Use wood or plastic shims under the aquarium stand legs if the angle is slight, or in extreme cases, the slope is too much to shim, move the tank and stand to a place where the floor is not warped or can sag enough to cause problems in the future.

The tank normally has some type of frame where the water is kept slightly above to cut off the top of the water. It should be level when filled to prevent sloping, either laterally from front to back.

If the floor is not level, you will identify it at this point.

If the problem is minimal, you should be able to shim it to the true level. If the problem is great, it would probably be best to move the tank to an alternate location with a more level foundation.

Remember this is the stage where you ensure that the framing of the living picture you will create is a picture of perfection. This is the process that ensures the top of the water is entirely behind the frame of the aquarium so it is very important to level the aquarium properly.

Accessories for DIY and replacements


Oakwood, known for its beauty and being a hard strong wood, would make for a great option to build your own aquarium stand. It is more expensive than other hardwoods but will make your aquarium look very professional.


If you have welding skills, then steel is another super sturdy material to build an aquarium stand out of. You would want to choose stainless steel; it will hold up to moisture much better than other mild steels.

Cinder blocks

Using cinder blocks, or concrete blocks, like the feet and legs of the aquarium stand is a cheap and sturdy way to get your aquarium off the floor. You would want to also lay a couple of pieces of plywood across the top to make sure the aquarium is fully supported.

Necessary tools

Other tools that would be necessary to build your own wood aquarium stand would be a circular saw, a drill, a miter saw, a nail gun, and measuring tape.


Choosing a paint color really comes down to personal preference. You could do a rustic wood finish, all black, or white, it’s really up to you and what you want. Just make sure that the paint will stand up to moisture and normal wear and tear.

Aquarium stand skirt

An aquarium stand skirt can be an easy and quick fix to cover an old beat-up aquarium stand or old piece of furniture. It is simply a nice piece of fabric that can be sown to fit snuggly around your stand, hiding all equipment and other aquarium supplies.

Frequently Asked Questions

What to put under the aquarium stand?

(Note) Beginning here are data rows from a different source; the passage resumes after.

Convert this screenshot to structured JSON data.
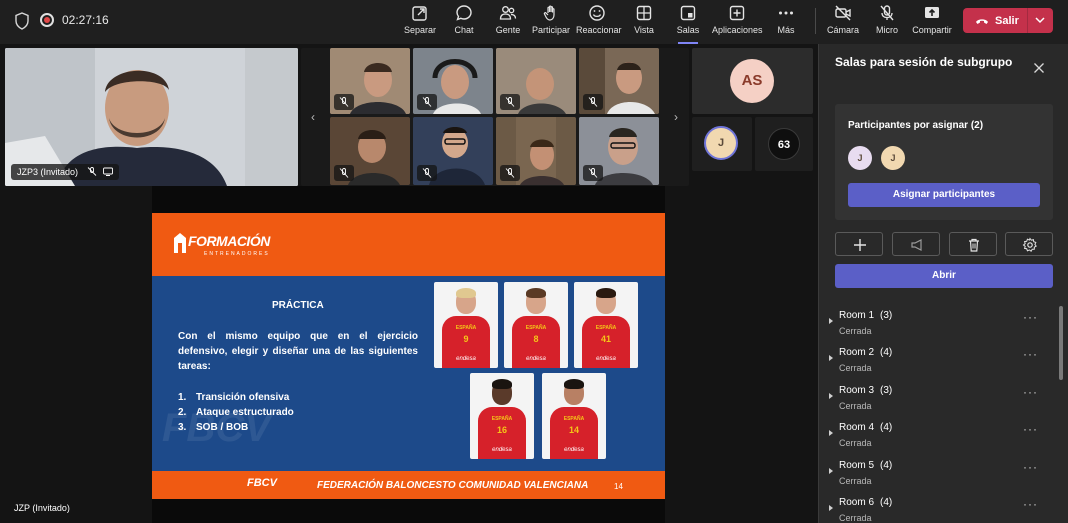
{
  "topbar": {
    "timer": "02:27:16",
    "buttons": [
      {
        "label": "Separar",
        "icon": "pop-out-icon"
      },
      {
        "label": "Chat",
        "icon": "chat-icon"
      },
      {
        "label": "Gente",
        "icon": "people-icon"
      },
      {
        "label": "Participar",
        "icon": "raise-hand-icon"
      },
      {
        "label": "Reaccionar",
        "icon": "react-icon"
      },
      {
        "label": "Vista",
        "icon": "view-icon"
      },
      {
        "label": "Salas",
        "icon": "rooms-icon",
        "active": true
      },
      {
        "label": "Aplicaciones",
        "icon": "apps-icon"
      },
      {
        "label": "Más",
        "icon": "more-icon"
      }
    ],
    "media": [
      {
        "label": "Cámara",
        "icon": "camera-off-icon"
      },
      {
        "label": "Micro",
        "icon": "mic-off-icon"
      },
      {
        "label": "Compartir",
        "icon": "share-icon"
      }
    ],
    "leave_label": "Salir",
    "leave_color": "#c4314b",
    "accent_color": "#5b5fc7"
  },
  "stage": {
    "main_video_name": "JZP3 (Invitado)",
    "presenter_name": "JZP (Invitado)",
    "avatar_initials": "AS",
    "small_avatar_initials": "J",
    "overflow_count": "63"
  },
  "slide": {
    "brand": "FORMACIÓN",
    "brand_sub": "ENTRENADORES",
    "title": "PRÁCTICA",
    "body": "Con el mismo equipo que en el ejercicio defensivo, elegir y diseñar una de las siguientes tareas:",
    "tasks": [
      {
        "n": "1.",
        "text": "Transición ofensiva"
      },
      {
        "n": "2.",
        "text": "Ataque estructurado"
      },
      {
        "n": "3.",
        "text": "SOB / BOB"
      }
    ],
    "players": [
      {
        "number": "9",
        "jersey": "ESPAÑA",
        "sponsor": "endesa"
      },
      {
        "number": "8",
        "jersey": "ESPAÑA",
        "sponsor": "endesa"
      },
      {
        "number": "41",
        "jersey": "ESPAÑA",
        "sponsor": "endesa"
      },
      {
        "number": "16",
        "jersey": "ESPAÑA",
        "sponsor": "endesa"
      },
      {
        "number": "14",
        "jersey": "ESPAÑA",
        "sponsor": "endesa"
      }
    ],
    "watermark": "FBCV",
    "footer_logo": "FBCV",
    "footer_text": "FEDERACIÓN BALONCESTO COMUNIDAD VALENCIANA",
    "page_number": "14"
  },
  "panel": {
    "title": "Salas para sesión de subgrupo",
    "unassigned_title": "Participantes por asignar (2)",
    "unassigned_avatars": [
      "J",
      "J"
    ],
    "assign_label": "Asignar participantes",
    "open_label": "Abrir",
    "rooms": [
      {
        "name": "Room 1",
        "count": "(3)",
        "status": "Cerrada"
      },
      {
        "name": "Room 2",
        "count": "(4)",
        "status": "Cerrada"
      },
      {
        "name": "Room 3",
        "count": "(3)",
        "status": "Cerrada"
      },
      {
        "name": "Room 4",
        "count": "(4)",
        "status": "Cerrada"
      },
      {
        "name": "Room 5",
        "count": "(4)",
        "status": "Cerrada"
      },
      {
        "name": "Room 6",
        "count": "(4)",
        "status": "Cerrada"
      }
    ],
    "more_glyph": "···"
  }
}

If you are worried that the floor you are placing the aquarium stand on is not level, the best thing would be to use leveling shims. This allows you to level up the side that needs it but will also be sturdy enough to hold the aquarium long term. These can easily be found at your local hardware store.

Can a TV stand or bookshelf hold a fish tank?

It depends on the size of the aquarium. If you are working with small systems (under 10 gallons), then a tv stand or small bookshelf top would work just fine. Keep in mind that standard furniture simply is not manufactured to be solid enough to hold a filled aquarium for its lifetime.

Wheels under a fish tank stand – smart or stupid?

Wheels under an aquarium can be too risky of tipping, or if on uneven ground, sliding and causing a disaster. They may seem convenient for maintenance but will be more hassle than they are worth.

Lucas has been keeping successful fish, planted, and reef tanks for many years. He loves to collect aquatic organisms and keep as many aquariums as he can.

You may like

Leave a Reply

Your email address will not be published. Required fields are marked *

1 comment

  1. Thanks for a marvelous posting! I definitely enjoyed reading it, you may be a great author.